→ **WHAT IS NEEDED**: What lines in the following entries hold the word "About"? Copy each one.

Items from an interface collection:
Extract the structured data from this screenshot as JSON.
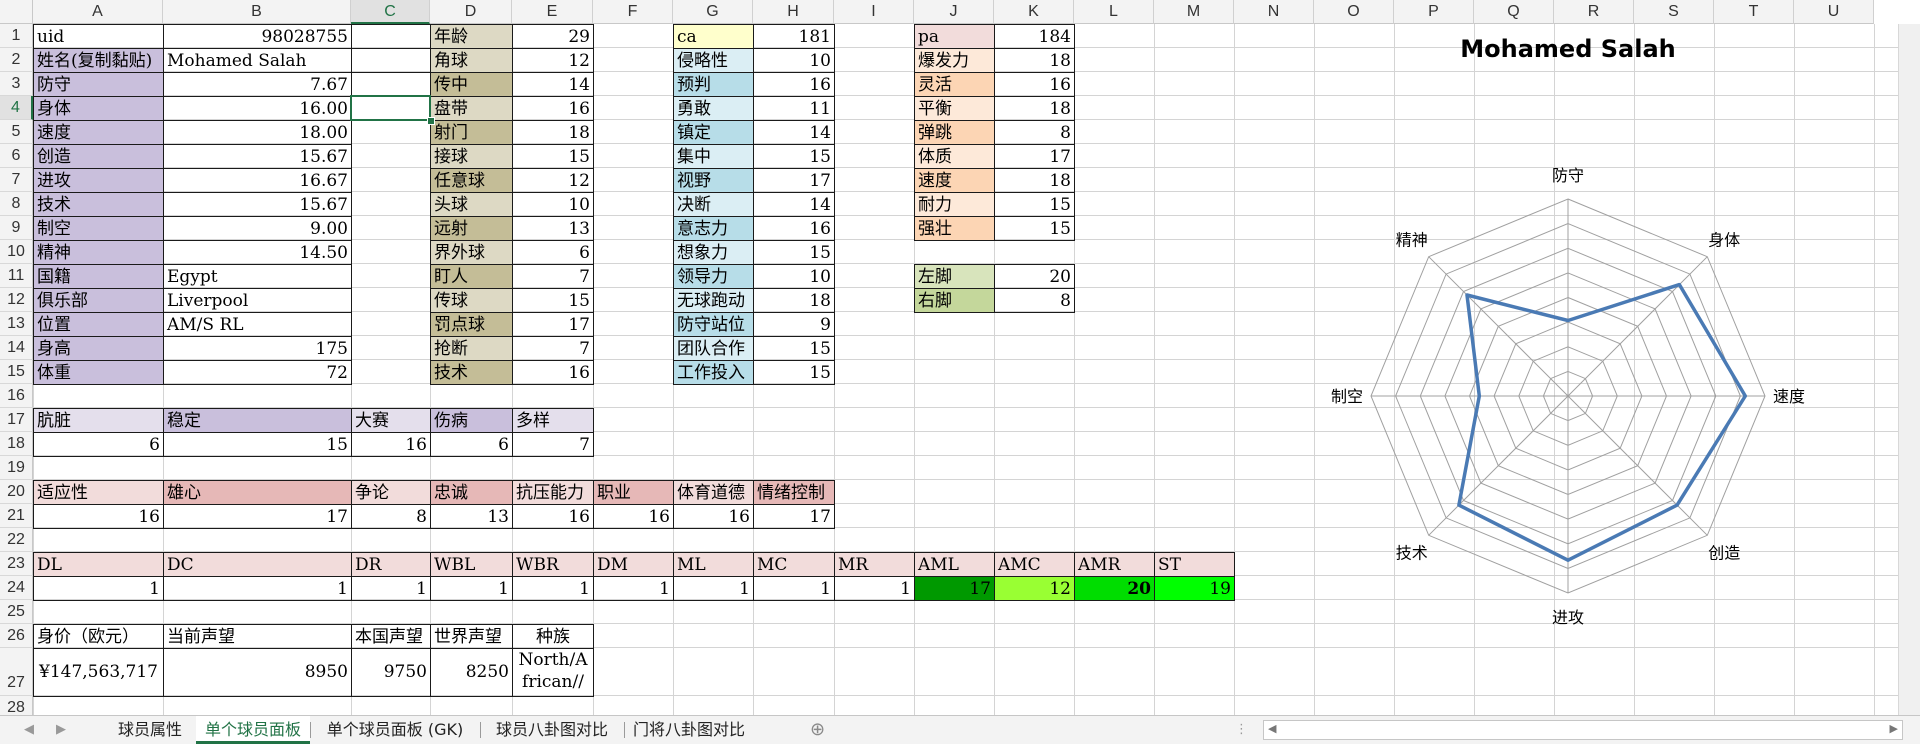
{
  "column_headers": [
    "A",
    "B",
    "C",
    "D",
    "E",
    "F",
    "G",
    "H",
    "I",
    "J",
    "K",
    "L",
    "M",
    "N",
    "O",
    "P",
    "Q",
    "R",
    "S",
    "T",
    "U"
  ],
  "row_numbers": [
    "1",
    "2",
    "3",
    "4",
    "5",
    "6",
    "7",
    "8",
    "9",
    "10",
    "11",
    "12",
    "13",
    "14",
    "15",
    "16",
    "17",
    "18",
    "19",
    "20",
    "21",
    "22",
    "23",
    "24",
    "25",
    "26",
    "27",
    "28"
  ],
  "player": {
    "uid_label": "uid",
    "uid": "98028755",
    "name_label": "姓名(复制黏贴)",
    "name": "Mohamed Salah",
    "categories": [
      {
        "label": "防守",
        "value": "7.67"
      },
      {
        "label": "身体",
        "value": "16.00"
      },
      {
        "label": "速度",
        "value": "18.00"
      },
      {
        "label": "创造",
        "value": "15.67"
      },
      {
        "label": "进攻",
        "value": "16.67"
      },
      {
        "label": "技术",
        "value": "15.67"
      },
      {
        "label": "制空",
        "value": "9.00"
      },
      {
        "label": "精神",
        "value": "14.50"
      }
    ],
    "nationality_label": "国籍",
    "nationality": "Egypt",
    "club_label": "俱乐部",
    "club": "Liverpool",
    "position_label": "位置",
    "position": "AM/S RL",
    "height_label": "身高",
    "height": "175",
    "weight_label": "体重",
    "weight": "72"
  },
  "technical": [
    {
      "label": "年龄",
      "value": "29"
    },
    {
      "label": "角球",
      "value": "12"
    },
    {
      "label": "传中",
      "value": "14"
    },
    {
      "label": "盘带",
      "value": "16"
    },
    {
      "label": "射门",
      "value": "18"
    },
    {
      "label": "接球",
      "value": "15"
    },
    {
      "label": "任意球",
      "value": "12"
    },
    {
      "label": "头球",
      "value": "10"
    },
    {
      "label": "远射",
      "value": "13"
    },
    {
      "label": "界外球",
      "value": "6"
    },
    {
      "label": "盯人",
      "value": "7"
    },
    {
      "label": "传球",
      "value": "15"
    },
    {
      "label": "罚点球",
      "value": "17"
    },
    {
      "label": "抢断",
      "value": "7"
    },
    {
      "label": "技术",
      "value": "16"
    }
  ],
  "mental": [
    {
      "label": "ca",
      "value": "181"
    },
    {
      "label": "侵略性",
      "value": "10"
    },
    {
      "label": "预判",
      "value": "16"
    },
    {
      "label": "勇敢",
      "value": "11"
    },
    {
      "label": "镇定",
      "value": "14"
    },
    {
      "label": "集中",
      "value": "15"
    },
    {
      "label": "视野",
      "value": "17"
    },
    {
      "label": "决断",
      "value": "14"
    },
    {
      "label": "意志力",
      "value": "16"
    },
    {
      "label": "想象力",
      "value": "15"
    },
    {
      "label": "领导力",
      "value": "10"
    },
    {
      "label": "无球跑动",
      "value": "18"
    },
    {
      "label": "防守站位",
      "value": "9"
    },
    {
      "label": "团队合作",
      "value": "15"
    },
    {
      "label": "工作投入",
      "value": "15"
    }
  ],
  "physical": [
    {
      "label": "pa",
      "value": "184"
    },
    {
      "label": "爆发力",
      "value": "18"
    },
    {
      "label": "灵活",
      "value": "16"
    },
    {
      "label": "平衡",
      "value": "18"
    },
    {
      "label": "弹跳",
      "value": "8"
    },
    {
      "label": "体质",
      "value": "17"
    },
    {
      "label": "速度",
      "value": "18"
    },
    {
      "label": "耐力",
      "value": "15"
    },
    {
      "label": "强壮",
      "value": "15"
    }
  ],
  "feet": [
    {
      "label": "左脚",
      "value": "20"
    },
    {
      "label": "右脚",
      "value": "8"
    }
  ],
  "hidden1": {
    "labels": [
      "肮脏",
      "稳定",
      "大赛",
      "伤病",
      "多样"
    ],
    "values": [
      "6",
      "15",
      "16",
      "6",
      "7"
    ]
  },
  "hidden2": {
    "labels": [
      "适应性",
      "雄心",
      "争论",
      "忠诚",
      "抗压能力",
      "职业",
      "体育道德",
      "情绪控制"
    ],
    "values": [
      "16",
      "17",
      "8",
      "13",
      "16",
      "16",
      "16",
      "17"
    ]
  },
  "positions": {
    "labels": [
      "DL",
      "DC",
      "DR",
      "WBL",
      "WBR",
      "DM",
      "ML",
      "MC",
      "MR",
      "AML",
      "AMC",
      "AMR",
      "ST"
    ],
    "values": [
      "1",
      "1",
      "1",
      "1",
      "1",
      "1",
      "1",
      "1",
      "1",
      "17",
      "12",
      "20",
      "19"
    ]
  },
  "finance": {
    "labels": [
      "身价（欧元）",
      "当前声望",
      "本国声望",
      "世界声望",
      "种族"
    ],
    "values": [
      "¥147,563,717",
      "8950",
      "9750",
      "8250",
      "North/African//Middle/Eastern"
    ]
  },
  "chart_data": {
    "type": "radar",
    "title": "Mohamed Salah",
    "axes": [
      "防守",
      "身体",
      "速度",
      "创造",
      "进攻",
      "技术",
      "制空",
      "精神"
    ],
    "values": [
      7.67,
      16.0,
      18.0,
      15.67,
      16.67,
      15.67,
      9.0,
      14.5
    ],
    "rmin": 0,
    "rmax": 20,
    "grid_step": 2.5,
    "series_color": "#4a7ab4",
    "grid_color": "#a0a0a0"
  },
  "tabs": [
    "球员属性",
    "单个球员面板",
    "单个球员面板 (GK)",
    "球员八卦图对比",
    "门将八卦图对比"
  ],
  "active_tab": 1,
  "colors": {
    "purple_label": "#c9bfdc",
    "tan_label": "#c4bd97",
    "tan_light": "#ddd9c4",
    "blue_label": "#b7dde8",
    "blue_light": "#dbeef4",
    "yellow_label": "#ffffcc",
    "orange_label": "#fcd5b4",
    "orange_light": "#fde9d9",
    "pink_label": "#f2dcdb",
    "pink_dark": "#e6b8b7",
    "lavender_light": "#e4dfec",
    "green_label": "#d8e4bc",
    "green_dark": "#c4d79b",
    "pos_17": "#009900",
    "pos_12": "#99ff33",
    "pos_20": "#00dd00",
    "pos_19": "#00ff00"
  }
}
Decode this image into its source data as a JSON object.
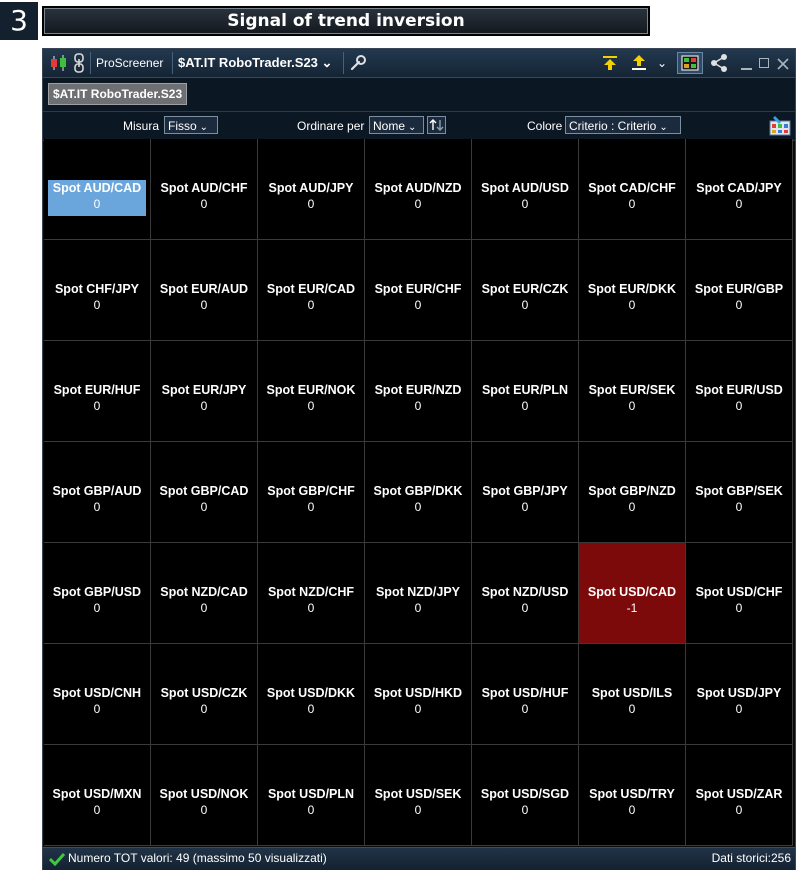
{
  "step_number": "3",
  "banner_title": "Signal of trend inversion",
  "window": {
    "app_name": "ProScreener",
    "screener_name": "$AT.IT RoboTrader.S23",
    "symbol_chip": "$AT.IT RoboTrader.S23",
    "icons": [
      "candles-icon",
      "link-chain-icon",
      "wrench-icon",
      "download-icon",
      "upload-icon",
      "chevron-down-icon",
      "grid-view-icon",
      "share-icon",
      "minimize-icon",
      "maximize-icon",
      "close-icon",
      "palette-icon",
      "sort-direction-icon",
      "check-icon"
    ]
  },
  "options": {
    "size_label": "Misura",
    "size_value": "Fisso",
    "sort_label": "Ordinare per",
    "sort_value": "Nome",
    "color_label": "Colore",
    "color_value": "Criterio : Criterio"
  },
  "colors": {
    "selected_cell": "#6aa6dc",
    "alert_cell": "#7d0a0a",
    "cell_background": "#000000"
  },
  "cells": [
    {
      "name": "Spot AUD/CAD",
      "value": "0"
    },
    {
      "name": "Spot AUD/CHF",
      "value": "0"
    },
    {
      "name": "Spot AUD/JPY",
      "value": "0"
    },
    {
      "name": "Spot AUD/NZD",
      "value": "0"
    },
    {
      "name": "Spot AUD/USD",
      "value": "0"
    },
    {
      "name": "Spot CAD/CHF",
      "value": "0"
    },
    {
      "name": "Spot CAD/JPY",
      "value": "0"
    },
    {
      "name": "Spot CHF/JPY",
      "value": "0"
    },
    {
      "name": "Spot EUR/AUD",
      "value": "0"
    },
    {
      "name": "Spot EUR/CAD",
      "value": "0"
    },
    {
      "name": "Spot EUR/CHF",
      "value": "0"
    },
    {
      "name": "Spot EUR/CZK",
      "value": "0"
    },
    {
      "name": "Spot EUR/DKK",
      "value": "0"
    },
    {
      "name": "Spot EUR/GBP",
      "value": "0"
    },
    {
      "name": "Spot EUR/HUF",
      "value": "0"
    },
    {
      "name": "Spot EUR/JPY",
      "value": "0"
    },
    {
      "name": "Spot EUR/NOK",
      "value": "0"
    },
    {
      "name": "Spot EUR/NZD",
      "value": "0"
    },
    {
      "name": "Spot EUR/PLN",
      "value": "0"
    },
    {
      "name": "Spot EUR/SEK",
      "value": "0"
    },
    {
      "name": "Spot EUR/USD",
      "value": "0"
    },
    {
      "name": "Spot GBP/AUD",
      "value": "0"
    },
    {
      "name": "Spot GBP/CAD",
      "value": "0"
    },
    {
      "name": "Spot GBP/CHF",
      "value": "0"
    },
    {
      "name": "Spot GBP/DKK",
      "value": "0"
    },
    {
      "name": "Spot GBP/JPY",
      "value": "0"
    },
    {
      "name": "Spot GBP/NZD",
      "value": "0"
    },
    {
      "name": "Spot GBP/SEK",
      "value": "0"
    },
    {
      "name": "Spot GBP/USD",
      "value": "0"
    },
    {
      "name": "Spot NZD/CAD",
      "value": "0"
    },
    {
      "name": "Spot NZD/CHF",
      "value": "0"
    },
    {
      "name": "Spot NZD/JPY",
      "value": "0"
    },
    {
      "name": "Spot NZD/USD",
      "value": "0"
    },
    {
      "name": "Spot USD/CAD",
      "value": "-1"
    },
    {
      "name": "Spot USD/CHF",
      "value": "0"
    },
    {
      "name": "Spot USD/CNH",
      "value": "0"
    },
    {
      "name": "Spot USD/CZK",
      "value": "0"
    },
    {
      "name": "Spot USD/DKK",
      "value": "0"
    },
    {
      "name": "Spot USD/HKD",
      "value": "0"
    },
    {
      "name": "Spot USD/HUF",
      "value": "0"
    },
    {
      "name": "Spot USD/ILS",
      "value": "0"
    },
    {
      "name": "Spot USD/JPY",
      "value": "0"
    },
    {
      "name": "Spot USD/MXN",
      "value": "0"
    },
    {
      "name": "Spot USD/NOK",
      "value": "0"
    },
    {
      "name": "Spot USD/PLN",
      "value": "0"
    },
    {
      "name": "Spot USD/SEK",
      "value": "0"
    },
    {
      "name": "Spot USD/SGD",
      "value": "0"
    },
    {
      "name": "Spot USD/TRY",
      "value": "0"
    },
    {
      "name": "Spot USD/ZAR",
      "value": "0"
    }
  ],
  "selected_cell": "Spot AUD/CAD",
  "alert_cell": "Spot USD/CAD",
  "status": {
    "left_text": "Numero TOT valori: 49 (massimo 50 visualizzati)",
    "right_text": "Dati storici:256"
  }
}
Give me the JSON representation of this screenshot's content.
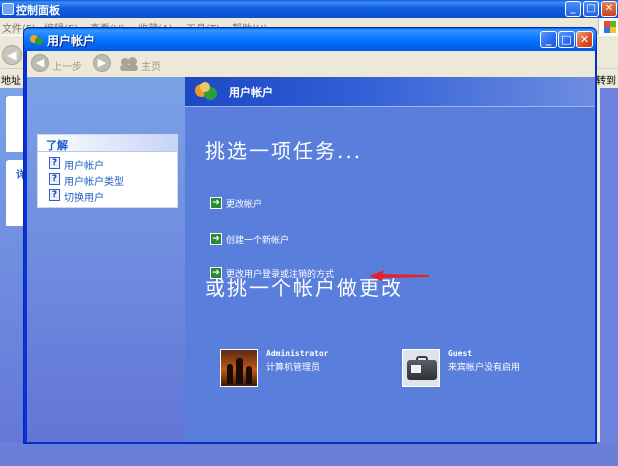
{
  "background_window": {
    "title": "控制面板",
    "menu": [
      "文件(F)",
      "编辑(E)",
      "查看(V)",
      "收藏(A)",
      "工具(T)",
      "帮助(H)"
    ],
    "address_label": "地址",
    "goto_label": "转到",
    "side_panel_title": "详"
  },
  "window": {
    "title": "用户帐户",
    "controls": {
      "minimize": "_",
      "maximize": "□",
      "close": "✕"
    }
  },
  "toolbar": {
    "back_label": "上一步",
    "home_label": "主页"
  },
  "learn": {
    "title": "了解",
    "items": [
      {
        "label": "用户帐户"
      },
      {
        "label": "用户帐户类型"
      },
      {
        "label": "切换用户"
      }
    ]
  },
  "main": {
    "header_title": "用户帐户",
    "pick_task": "挑选一项任务...",
    "tasks": [
      {
        "label": "更改帐户"
      },
      {
        "label": "创建一个新帐户"
      },
      {
        "label": "更改用户登录或注销的方式"
      }
    ],
    "pick_account": "或挑一个帐户做更改",
    "accounts": [
      {
        "name": "Administrator",
        "desc": "计算机管理员"
      },
      {
        "name": "Guest",
        "desc": "来宾帐户没有启用"
      }
    ]
  },
  "colors": {
    "xp_blue": "#0831d9",
    "main_bg": "#5a7edc",
    "link_blue": "#215dc6",
    "annotation_red": "#e8202a"
  }
}
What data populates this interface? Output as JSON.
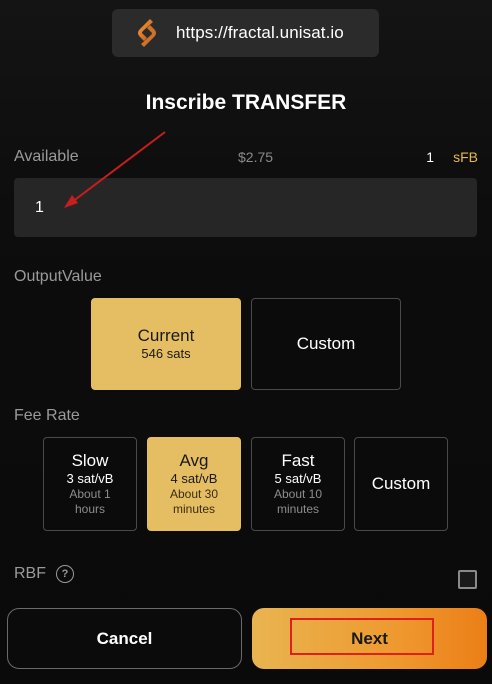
{
  "origin": {
    "url": "https://fractal.unisat.io",
    "logo_icon": "unisat-logo-icon"
  },
  "title": "Inscribe TRANSFER",
  "available": {
    "label": "Available",
    "usd": "$2.75",
    "amount": "1",
    "unit": "sFB"
  },
  "amount_input": {
    "value": "1"
  },
  "output_value": {
    "label": "OutputValue",
    "options": [
      {
        "title": "Current",
        "sub": "546 sats",
        "selected": true
      },
      {
        "title": "Custom",
        "selected": false
      }
    ]
  },
  "fee_rate": {
    "label": "Fee Rate",
    "options": [
      {
        "title": "Slow",
        "rate": "3 sat/vB",
        "time": "About 1 hours",
        "selected": false
      },
      {
        "title": "Avg",
        "rate": "4 sat/vB",
        "time": "About 30 minutes",
        "selected": true
      },
      {
        "title": "Fast",
        "rate": "5 sat/vB",
        "time": "About 10 minutes",
        "selected": false
      },
      {
        "title": "Custom",
        "selected": false
      }
    ]
  },
  "rbf": {
    "label": "RBF",
    "checked": false
  },
  "buttons": {
    "cancel": "Cancel",
    "next": "Next"
  },
  "colors": {
    "accent": "#e5bd63",
    "next_gradient_end": "#ec7e17",
    "highlight": "#e02020"
  }
}
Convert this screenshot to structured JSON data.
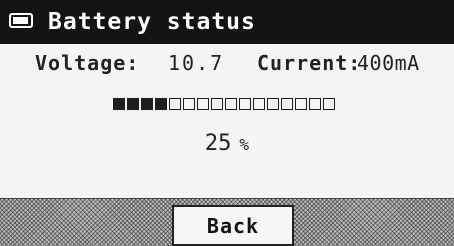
{
  "header": {
    "title": "Battery status",
    "icon": "battery-icon"
  },
  "readouts": {
    "voltage_label": "Voltage:",
    "voltage_value": "10.7",
    "current_label": "Current:",
    "current_value": "400mA"
  },
  "charge": {
    "percent_value": "25",
    "percent_unit": "%",
    "level_fraction": 0.25,
    "filled_segments": 4,
    "total_segments": 16
  },
  "footer": {
    "back_label": "Back"
  },
  "colors": {
    "title_bar": "#141414",
    "screen_bg": "#f3f4f5",
    "text": "#222222"
  }
}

→ **YOUR SOLUTION**:
        "time": "About 1 hours",
        "time": "About 30 minutes",
        "time": "About 10 minutes",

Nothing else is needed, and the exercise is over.